He also killed many birds, such as chakoras, peacocks, kankas, doves and pigeons.
He unhesitatingly slaughtered many species of birds and animals to maintain his sinful way of life, the sinful results accumulating more and more each day.
On account of his previous sins, he was now immersed in an ocean of great sin that was so relentless that it appeared that he could not get out.
Dhrishthabuddhi was always miserable and anxious, but one day, during the month of Vaisakha, by the force of some of his past merit he chanced upon the sacred Ashrama of Kaundinya Muni. The great sage had just finished bathing in the Ganges River, and water was still dripping from him.
Dhrishthabuddhi had the great good fortune to touch some of those droplets of water that were falling from the great sage’s wet clothing.
Instantly Dhrishthabuddhi was freed of his ignorance, and his sinful reactions were reduced.
Offering his humble obeisances to Kaundinya Muni, Dhrishthabuddhi prayed to him with joined palms: ‘Oh great brahmana, please describe to me some of the atonement I may perform without too much endeavour. I have committed so many sins in my life, and these have now made me very poor.’
The great rishi replied, ‘Oh son, listen with great attention, for by hearing me your life will change, and you will become free of all your remaining sins. In the light fortnight of this very month, Vaisakha (April-May) there occurs the sacred Mohini Ekadasi, which has the power to nullify sins as vast and weighty as Mount Sumeru.
If you follow my advice and faithfully observe a fast on this Ekadasi, which is so dear to Lord Hari, you will be freed from all the sinful reactions of many, many births.’
Hearing these words with great joy, Dhrishthabuddhi promised to observe a fast on Mohini Ekadasi according to the sage’s instructions and directions.
Oh best of kings, Oh Ramachandra Bhagavan, by fasting completely on Mohini Ekadasi, the once sinful Dhrishthabuddhi, the prodigal son of the merchant Dhanapala, became sinless.
Afterward, he achieved a beautiful transcendental form and, free at last of all obstacles, rode upon the carrier of Lord Vishnu, Garuda, to the Supreme abode of the Lord.
Oh Ramachandra, the fast day of Mohini Ekadasi removes the darkest illusory attachments to material existence.
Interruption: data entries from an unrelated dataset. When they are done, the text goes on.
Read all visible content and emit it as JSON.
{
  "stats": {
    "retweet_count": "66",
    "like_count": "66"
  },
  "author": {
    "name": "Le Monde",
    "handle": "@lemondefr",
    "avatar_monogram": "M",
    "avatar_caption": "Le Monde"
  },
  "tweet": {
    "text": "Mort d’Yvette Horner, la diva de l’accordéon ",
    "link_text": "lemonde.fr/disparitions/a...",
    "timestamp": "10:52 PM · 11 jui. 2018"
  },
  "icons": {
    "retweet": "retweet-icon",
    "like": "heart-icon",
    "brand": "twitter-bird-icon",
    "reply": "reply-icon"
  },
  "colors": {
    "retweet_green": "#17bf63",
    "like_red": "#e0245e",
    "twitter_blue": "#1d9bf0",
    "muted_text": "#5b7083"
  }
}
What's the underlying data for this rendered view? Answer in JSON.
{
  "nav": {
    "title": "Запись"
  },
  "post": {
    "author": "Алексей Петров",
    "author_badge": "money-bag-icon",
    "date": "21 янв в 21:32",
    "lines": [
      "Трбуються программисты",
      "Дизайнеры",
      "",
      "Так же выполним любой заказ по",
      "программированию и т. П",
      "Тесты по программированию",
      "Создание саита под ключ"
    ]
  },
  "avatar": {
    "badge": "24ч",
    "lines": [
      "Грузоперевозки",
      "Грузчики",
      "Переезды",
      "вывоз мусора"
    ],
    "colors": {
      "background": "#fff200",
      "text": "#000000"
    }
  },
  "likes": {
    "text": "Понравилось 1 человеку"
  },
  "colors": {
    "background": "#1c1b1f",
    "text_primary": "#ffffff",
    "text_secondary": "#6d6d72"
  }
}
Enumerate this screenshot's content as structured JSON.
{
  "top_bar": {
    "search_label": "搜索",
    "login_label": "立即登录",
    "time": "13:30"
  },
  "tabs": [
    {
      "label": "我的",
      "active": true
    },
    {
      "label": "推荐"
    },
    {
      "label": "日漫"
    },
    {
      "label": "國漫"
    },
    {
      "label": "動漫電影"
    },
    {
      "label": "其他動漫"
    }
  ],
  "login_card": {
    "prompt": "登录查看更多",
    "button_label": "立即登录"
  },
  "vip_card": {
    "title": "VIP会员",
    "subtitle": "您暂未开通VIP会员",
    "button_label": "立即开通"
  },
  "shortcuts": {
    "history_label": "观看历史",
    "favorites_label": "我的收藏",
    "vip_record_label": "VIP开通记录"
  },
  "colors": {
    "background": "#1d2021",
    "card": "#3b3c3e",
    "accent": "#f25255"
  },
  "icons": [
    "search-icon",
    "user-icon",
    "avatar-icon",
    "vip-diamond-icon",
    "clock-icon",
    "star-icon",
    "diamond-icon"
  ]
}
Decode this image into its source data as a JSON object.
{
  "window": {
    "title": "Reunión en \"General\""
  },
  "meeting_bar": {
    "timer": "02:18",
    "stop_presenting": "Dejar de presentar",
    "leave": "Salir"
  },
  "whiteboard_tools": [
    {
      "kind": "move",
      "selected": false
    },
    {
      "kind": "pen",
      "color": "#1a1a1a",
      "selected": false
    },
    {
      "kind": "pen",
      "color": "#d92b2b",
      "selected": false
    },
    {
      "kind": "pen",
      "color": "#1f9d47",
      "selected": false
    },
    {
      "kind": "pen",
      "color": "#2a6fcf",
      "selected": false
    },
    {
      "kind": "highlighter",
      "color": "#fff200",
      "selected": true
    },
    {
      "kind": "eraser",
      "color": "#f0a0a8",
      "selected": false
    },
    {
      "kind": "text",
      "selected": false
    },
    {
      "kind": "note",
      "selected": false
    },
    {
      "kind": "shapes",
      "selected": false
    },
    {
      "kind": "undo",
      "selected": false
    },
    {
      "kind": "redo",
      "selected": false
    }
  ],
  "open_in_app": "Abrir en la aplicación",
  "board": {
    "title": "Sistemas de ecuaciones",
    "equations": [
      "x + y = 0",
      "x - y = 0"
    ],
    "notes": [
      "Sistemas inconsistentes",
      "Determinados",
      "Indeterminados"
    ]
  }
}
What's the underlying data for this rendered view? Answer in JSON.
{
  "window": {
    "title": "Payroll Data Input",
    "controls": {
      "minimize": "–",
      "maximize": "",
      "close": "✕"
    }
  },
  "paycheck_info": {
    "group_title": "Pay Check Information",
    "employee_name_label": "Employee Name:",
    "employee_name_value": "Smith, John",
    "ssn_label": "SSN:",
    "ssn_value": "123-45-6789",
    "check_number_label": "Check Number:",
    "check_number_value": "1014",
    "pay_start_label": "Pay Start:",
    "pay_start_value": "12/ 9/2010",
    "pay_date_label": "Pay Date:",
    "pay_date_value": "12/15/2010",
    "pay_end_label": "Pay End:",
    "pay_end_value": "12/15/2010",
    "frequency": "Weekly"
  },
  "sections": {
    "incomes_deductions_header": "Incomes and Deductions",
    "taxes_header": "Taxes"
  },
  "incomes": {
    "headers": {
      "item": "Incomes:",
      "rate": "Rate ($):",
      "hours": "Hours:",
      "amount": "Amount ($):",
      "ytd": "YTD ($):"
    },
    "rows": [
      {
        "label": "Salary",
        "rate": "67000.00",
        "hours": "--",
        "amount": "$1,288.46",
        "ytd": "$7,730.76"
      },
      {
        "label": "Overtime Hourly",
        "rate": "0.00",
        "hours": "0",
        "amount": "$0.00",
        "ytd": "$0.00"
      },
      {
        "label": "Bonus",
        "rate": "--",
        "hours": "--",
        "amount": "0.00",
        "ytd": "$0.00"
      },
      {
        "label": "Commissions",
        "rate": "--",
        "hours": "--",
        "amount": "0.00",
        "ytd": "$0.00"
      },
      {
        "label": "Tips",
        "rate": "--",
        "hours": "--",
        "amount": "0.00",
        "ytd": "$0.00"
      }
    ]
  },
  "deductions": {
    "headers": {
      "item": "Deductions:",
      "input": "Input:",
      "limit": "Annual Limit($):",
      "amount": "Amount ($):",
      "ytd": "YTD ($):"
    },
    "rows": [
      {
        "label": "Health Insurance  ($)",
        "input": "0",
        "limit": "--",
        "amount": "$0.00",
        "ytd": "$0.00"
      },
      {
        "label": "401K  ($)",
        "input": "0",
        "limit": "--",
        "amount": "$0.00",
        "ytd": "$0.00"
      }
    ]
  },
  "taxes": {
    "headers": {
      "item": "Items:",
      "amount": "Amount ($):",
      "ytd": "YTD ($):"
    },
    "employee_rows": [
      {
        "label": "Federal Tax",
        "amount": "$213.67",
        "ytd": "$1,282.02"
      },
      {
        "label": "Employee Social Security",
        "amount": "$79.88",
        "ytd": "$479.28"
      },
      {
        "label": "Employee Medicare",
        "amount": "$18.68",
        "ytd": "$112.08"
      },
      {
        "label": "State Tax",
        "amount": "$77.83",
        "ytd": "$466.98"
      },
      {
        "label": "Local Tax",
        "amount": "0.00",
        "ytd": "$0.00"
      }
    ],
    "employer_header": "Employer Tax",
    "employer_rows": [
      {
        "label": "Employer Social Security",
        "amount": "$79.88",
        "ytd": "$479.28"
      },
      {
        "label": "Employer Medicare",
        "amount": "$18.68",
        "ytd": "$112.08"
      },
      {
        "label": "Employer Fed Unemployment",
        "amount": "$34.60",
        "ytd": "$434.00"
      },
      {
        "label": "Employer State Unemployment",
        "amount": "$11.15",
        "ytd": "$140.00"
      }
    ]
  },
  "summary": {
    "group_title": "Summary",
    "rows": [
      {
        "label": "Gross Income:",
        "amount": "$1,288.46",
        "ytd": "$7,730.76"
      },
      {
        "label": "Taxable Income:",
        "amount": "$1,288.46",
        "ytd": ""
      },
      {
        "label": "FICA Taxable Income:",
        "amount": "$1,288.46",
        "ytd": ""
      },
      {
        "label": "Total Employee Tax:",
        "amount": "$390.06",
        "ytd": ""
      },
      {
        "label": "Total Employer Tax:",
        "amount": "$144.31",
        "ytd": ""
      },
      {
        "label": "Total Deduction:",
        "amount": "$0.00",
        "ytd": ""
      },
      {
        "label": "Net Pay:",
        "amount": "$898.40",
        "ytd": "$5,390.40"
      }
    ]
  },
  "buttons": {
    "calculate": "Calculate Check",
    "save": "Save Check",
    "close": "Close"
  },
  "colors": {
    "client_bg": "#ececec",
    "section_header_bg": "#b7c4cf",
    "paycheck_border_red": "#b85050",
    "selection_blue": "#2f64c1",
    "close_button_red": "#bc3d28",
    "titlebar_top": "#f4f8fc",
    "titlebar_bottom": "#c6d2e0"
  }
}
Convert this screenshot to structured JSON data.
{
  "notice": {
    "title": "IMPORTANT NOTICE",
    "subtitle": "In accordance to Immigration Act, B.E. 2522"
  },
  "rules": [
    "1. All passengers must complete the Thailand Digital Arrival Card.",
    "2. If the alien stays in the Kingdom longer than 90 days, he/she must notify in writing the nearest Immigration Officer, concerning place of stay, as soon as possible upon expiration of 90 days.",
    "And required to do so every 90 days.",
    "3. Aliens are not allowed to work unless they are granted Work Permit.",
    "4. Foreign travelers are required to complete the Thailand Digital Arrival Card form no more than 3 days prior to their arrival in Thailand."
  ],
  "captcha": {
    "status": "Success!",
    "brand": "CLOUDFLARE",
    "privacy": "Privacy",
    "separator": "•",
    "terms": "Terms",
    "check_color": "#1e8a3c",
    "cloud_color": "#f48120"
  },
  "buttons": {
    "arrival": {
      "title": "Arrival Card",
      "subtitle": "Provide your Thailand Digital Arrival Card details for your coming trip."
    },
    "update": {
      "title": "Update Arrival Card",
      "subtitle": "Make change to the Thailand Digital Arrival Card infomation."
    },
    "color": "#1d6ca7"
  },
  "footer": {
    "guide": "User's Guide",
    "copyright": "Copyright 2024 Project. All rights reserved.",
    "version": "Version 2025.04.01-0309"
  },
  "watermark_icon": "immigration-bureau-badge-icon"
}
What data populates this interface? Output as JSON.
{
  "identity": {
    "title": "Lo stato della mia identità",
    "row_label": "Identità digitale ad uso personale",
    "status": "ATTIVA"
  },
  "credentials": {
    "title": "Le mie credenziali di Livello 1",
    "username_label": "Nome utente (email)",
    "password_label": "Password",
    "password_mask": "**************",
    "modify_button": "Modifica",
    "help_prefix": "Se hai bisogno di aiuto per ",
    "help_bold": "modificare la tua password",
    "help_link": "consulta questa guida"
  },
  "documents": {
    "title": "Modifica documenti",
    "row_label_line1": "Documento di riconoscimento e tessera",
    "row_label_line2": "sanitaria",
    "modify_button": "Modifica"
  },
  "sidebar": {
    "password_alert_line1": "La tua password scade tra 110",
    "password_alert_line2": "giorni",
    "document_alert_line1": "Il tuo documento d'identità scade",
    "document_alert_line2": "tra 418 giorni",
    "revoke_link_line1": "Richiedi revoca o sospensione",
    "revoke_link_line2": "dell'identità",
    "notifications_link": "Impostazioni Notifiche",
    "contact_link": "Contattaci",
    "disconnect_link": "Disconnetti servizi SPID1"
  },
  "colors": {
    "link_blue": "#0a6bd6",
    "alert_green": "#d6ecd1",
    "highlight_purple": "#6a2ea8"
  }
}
There is thus no better fast day in all the three worlds than this.”’
Lord Sri Krsna concluded, ‘and so, Oh Yudhishthira, there is no place of pilgrimage, no sacrifice, and no charity that can bestow merit equal to even one-sixteenth of the merit a faithful devotee of Mine obtains by observing the Mohini Ekadasi. And He who hears and studies the glories of Mohini Ekadasi achieve the merit of giving away one thousand cows in charity.’
Thus ends the narration of the glories of Vaisakha-sukla Ekadasi, or Mohini Ekadasi, from the sacred ‘Kurma Purana’.